Movie Details: View Here
Eliza Reads To Us: Co-Star Eliza Bennett Shares A Favorite Inkheart Passage Not In The Movie, Accompanied By Cornelia Funke Illustrations
Video: Widescreen 1.85:1 Color (Anamorphic)
Standard 1.33:1 Color
Audio: English: Dolby Digital 5.1 [CC]
Subtitles: English, Spanish
Run Time: 106 min
Synopsis from DVD Cover:
When Mo Folchart reads a story, the characters leap off the page. Literally. And that's a problem. Mo must somehow use his special powers to send the interlopers back to their world......and save ours. If ever a task was easier read than done, this is it. Mo and his daughter Meggie, aided by friends real and fictional, plunge into a thrilling quest that pits them against diabolical villains, fantastic beasts and dangers at every turn.
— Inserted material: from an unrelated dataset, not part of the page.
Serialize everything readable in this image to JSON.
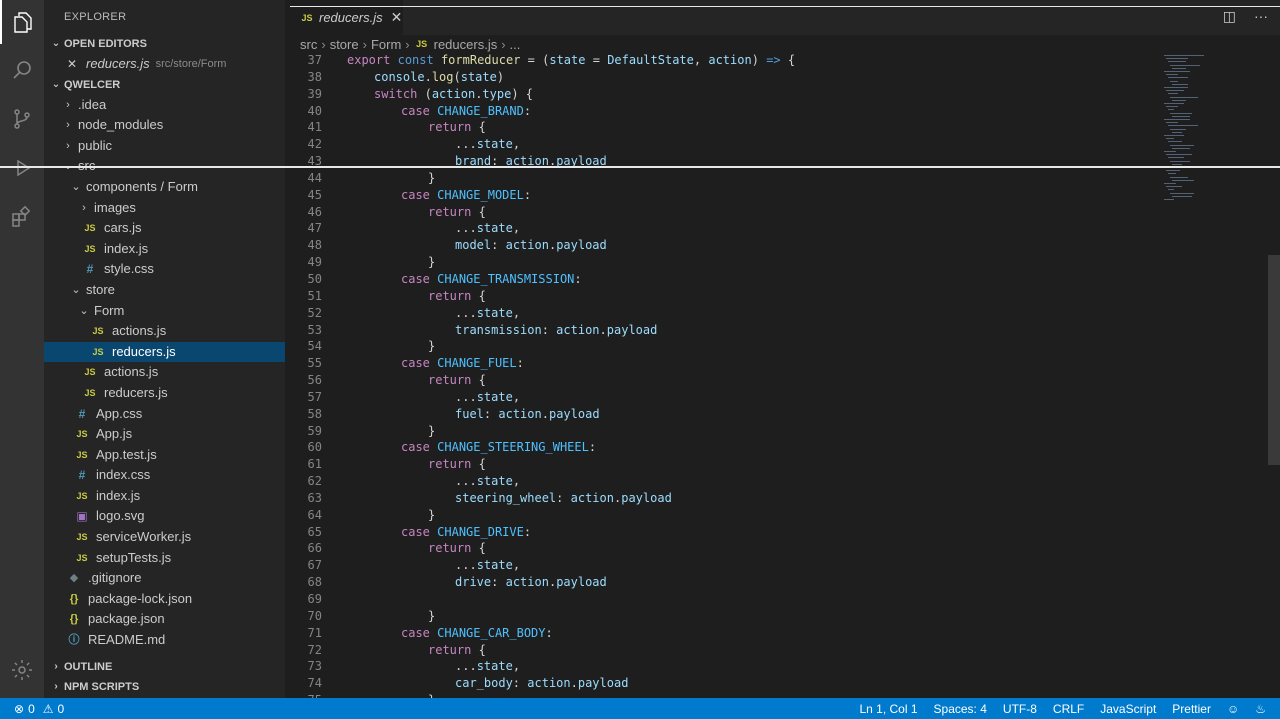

Book loving kids (and adults) have a new story to love. "Inkheart" is a grand adventure, pulling in evil villains, eccentric aunts, a plucky heroine, and a novel's worth of literary references to give a whole new generation its own "Neverending Story." Yeah, there was that OTHER film where stories come to life (you know, with Sandler and a guinea pig), but where that one was cute in its way, this magical little movie embraces the very art of storytelling and writing - not to mention reading-in a fairytale of love, adventure, and the wonder of fiction.
We first meet Mortimer "Mo" Folchart (Brendan Fraser) as he reads the classic story of "Little Red Riding Hood" aloud to his daughter - prompting a lovely red riding hood to float down from the sky. Twelve years later, "book doctor" Mo and his daughter Meggie (Eliza Bennett) are perusing a marketplace in Germany where Mo has plans to search an old bookshop for a mysterious book that has eluded him for years - a paperback, we discover, called "Inkheart." Seems Mo is a Silvertongue - when he reads, he can bring things out of the book he's reading (twelve years ago, he brought out some of the characters in "Inkheart"), but someone else goes in (his wife Resa went in). What ensues is an exciting adventure in which Mo, Meggie, and a cast of friends and family work against evil villains and frightening shadow-y things to save Resa and the world. Yay books!
Now, having said that, I never read the original series of books by Cornelia Funke, so I can't say if this adaptation is anywhere near faithful. What I can say is this is a movie for the little bookworm writer girl I used to be. How fantastic is it to not only imagine that writing and reading can create real Totos and Arabian thieves, but that characters are living, breathing entities with lives and loves of their own that go on long after we've closed their pages? Fraser is always a good hero, and Bennett is a surprisingly natural, smart young lady who never comes off too precocious or too cool - she's a book girl, too. I think the story goes to Paul Bettany as Dustfinger, who conveys a depth of character that's both heroic and selfish, perfectly embodying a complex man who, even though he's fictional two times over, becomes very real. Everyone is good though - Helen Mirren gets off some great one-liners, and Andy Serkis is quite evil. There's never a slow down in the action, the visual effects never go over the top, and even though there's a set up for a sequel, it doesn't feel like that's the whole point, which is often the case in these types of films.
Unfortunately for DVD audiences, we don't get nearly as much as those Blu-ray guys. The only Special Feature is a reading by the very talented Bennett of her favorite part of the source material that didn't make it into the movie, accompanied by illustrations from Funke herself. It's a nice extra, especially for fans of the book, but again, it's the ONLY extra, and with a film this rich in story, effects, cast, and literary history, it's a disappointment.
Despite a lackluster Extras package, "Inkheart" is a terrific modern fairytale that will grab your imagination and make you want to read a really good story - or better yet, right one.